Four-projector tape-slide production and exhibition co-authored by Loraine Leeson and Karen Merkel that explores the importance of culture in the lives of five women from diverse backgrounds. The artists worked through the Women Against Fundamentalism group in London to reach women who had suffered under fundamentalism in their family lives.
Sara – an Iranian Muslim, was in exile for many years. She became an outspoken critic of the regime in Iran and campaigned for women’s rights, also angry that her Iranian culture almost disappeared under the weight of the Islamic Republic.
Ann – an Irish Catholic, decided rebellion was the solution to her early life in a convent where she fought against the nuns. She has been a political activist ever since, concentrating on fighting for abortion rights for all women.
Kiranjit – an Indian Hindu, was subjected to 10 years of extreme domestic violence, then imprisoned for three years after killing her husband. The pressures placed upon her in her marriage and her initial silence, stemmed from a particular interpretation of her cultural framework.
Dena – a Sephardi Jew, was prevented as a child from making choices or having her own friends, unlike her brothers. She refused to conform to her father’s rigid view of how she must lead his way of life and was made an outcast by her family.

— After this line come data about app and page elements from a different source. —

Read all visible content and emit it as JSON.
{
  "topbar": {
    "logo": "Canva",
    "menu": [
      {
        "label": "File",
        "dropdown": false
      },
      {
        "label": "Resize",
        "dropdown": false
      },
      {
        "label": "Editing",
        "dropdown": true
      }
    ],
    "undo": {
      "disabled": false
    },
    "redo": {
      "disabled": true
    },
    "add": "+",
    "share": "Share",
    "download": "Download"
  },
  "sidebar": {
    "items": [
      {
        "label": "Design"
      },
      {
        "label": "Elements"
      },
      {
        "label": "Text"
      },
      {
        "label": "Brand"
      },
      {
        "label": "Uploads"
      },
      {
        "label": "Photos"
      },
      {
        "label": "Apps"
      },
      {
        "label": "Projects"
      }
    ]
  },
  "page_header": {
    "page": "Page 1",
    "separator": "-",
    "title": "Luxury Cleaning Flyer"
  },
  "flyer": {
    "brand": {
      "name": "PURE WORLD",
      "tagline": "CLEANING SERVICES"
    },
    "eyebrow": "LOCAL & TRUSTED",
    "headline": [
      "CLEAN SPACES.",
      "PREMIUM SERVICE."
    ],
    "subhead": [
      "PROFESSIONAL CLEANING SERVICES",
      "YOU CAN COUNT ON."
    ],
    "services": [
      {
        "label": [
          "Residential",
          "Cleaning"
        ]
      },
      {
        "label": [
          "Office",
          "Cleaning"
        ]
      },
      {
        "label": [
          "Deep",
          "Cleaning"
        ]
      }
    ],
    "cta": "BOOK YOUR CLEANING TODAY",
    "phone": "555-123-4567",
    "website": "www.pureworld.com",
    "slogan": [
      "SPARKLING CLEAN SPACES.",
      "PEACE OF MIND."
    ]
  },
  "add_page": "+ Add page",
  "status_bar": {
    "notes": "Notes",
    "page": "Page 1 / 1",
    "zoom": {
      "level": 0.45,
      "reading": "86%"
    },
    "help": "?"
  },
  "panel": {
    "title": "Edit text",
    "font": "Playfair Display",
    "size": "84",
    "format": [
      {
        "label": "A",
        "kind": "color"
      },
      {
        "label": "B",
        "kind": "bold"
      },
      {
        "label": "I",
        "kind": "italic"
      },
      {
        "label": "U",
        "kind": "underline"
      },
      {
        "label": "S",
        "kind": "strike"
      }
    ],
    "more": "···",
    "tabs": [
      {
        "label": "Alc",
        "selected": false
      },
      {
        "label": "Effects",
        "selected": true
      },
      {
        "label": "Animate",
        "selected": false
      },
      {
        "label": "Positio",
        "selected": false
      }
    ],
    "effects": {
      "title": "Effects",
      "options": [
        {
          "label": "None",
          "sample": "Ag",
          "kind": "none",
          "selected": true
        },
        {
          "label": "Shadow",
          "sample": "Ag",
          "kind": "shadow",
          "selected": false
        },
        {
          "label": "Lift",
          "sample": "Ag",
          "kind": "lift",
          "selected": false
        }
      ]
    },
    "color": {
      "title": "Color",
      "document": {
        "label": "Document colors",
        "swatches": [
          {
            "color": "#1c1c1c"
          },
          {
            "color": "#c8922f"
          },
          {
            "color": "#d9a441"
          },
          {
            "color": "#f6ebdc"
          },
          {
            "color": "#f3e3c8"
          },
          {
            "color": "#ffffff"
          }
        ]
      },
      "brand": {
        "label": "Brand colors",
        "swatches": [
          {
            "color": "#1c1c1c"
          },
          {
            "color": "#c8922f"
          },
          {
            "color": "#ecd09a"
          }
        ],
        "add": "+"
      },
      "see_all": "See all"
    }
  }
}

Kulwinder – an Indian Sikh, had a strong creative spirit seen as a problem by her family. They married her as a very young girl to a stranger and sent her alone overseas to a domineering husband. It took much courage and support for her to re-make her life.